Partner in the Corporate, M&A and Financial Institutions Advisory Practice at the Mumbai office of Cyril Amarchand Mangaldas. Anu has over 15 years of experience and advises clients on matters related to public and private M&A, raising capital, commercial agreements, and activism. Anu…

Partner in the Corporate, M&A and Financial Institutions Advisory Practice at the Mumbai office of Cyril Amarchand Mangaldas. Anu has over 15 years of experience and advises clients on matters related to public and private M&A, raising capital, commercial agreements, and activism. Anu represents both Indian and multinational fintech, banking, broker-dealer, exchange, asset management, speciality finance and information technology companies on transactional, enforcement and regulatory matters.

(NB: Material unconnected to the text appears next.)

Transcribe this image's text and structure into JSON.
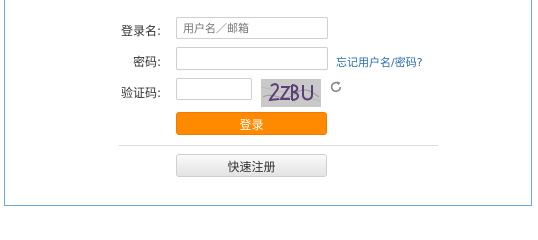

Anu has been a member of RBI’s Committee on Household Finance, SEBI’s Working Group on Mutual Fund Regulation, Fintech Committee of the Confederation of Indian Industries (CII) and a visiting faculty at the SP Jain School of Global Management.

Mr. Tiwari has been recognised by Chambers & Partners, IFLRMergerMarket and as Lawyer of the Year 2021, India, by Global Law Experts for his work in the M&A, Financial Regulatory and Blockchain/  Cryptocurrency space. He can be reached at anu.tiwari@cyrilshroff.com

Photo of Kush Wadehra Kush Wadehra

Principal Associate in the Corporate and Financial Regulatory practice at the Mumbai office of Cyril Amarchand Mangaldas. Kush has represented various Indian and multinational fintech, information/ emerging technology companies, on transactional, enforcement and regulatory matters. His transactional practice focus is on public &…

Principal Associate in the Corporate and Financial Regulatory practice at the Mumbai office of Cyril Amarchand Mangaldas. Kush has represented various Indian and multinational fintech, information/ emerging technology companies, on transactional, enforcement and regulatory matters. His transactional practice focus is on public & private M&A, commercial agreements and regulatory matters. He can be reached at kush.wadehra@cyrilshroff.com

Photo of Naman Lodha Naman Lodha

Associate in the Financial Services Regulatory Practice at the Mumbai office of Cyril Amarchand Mangaldas. Naman advises clients on regulatory matters with respect to financial services. He can be reached at naman.lodha@cyrilshroff.com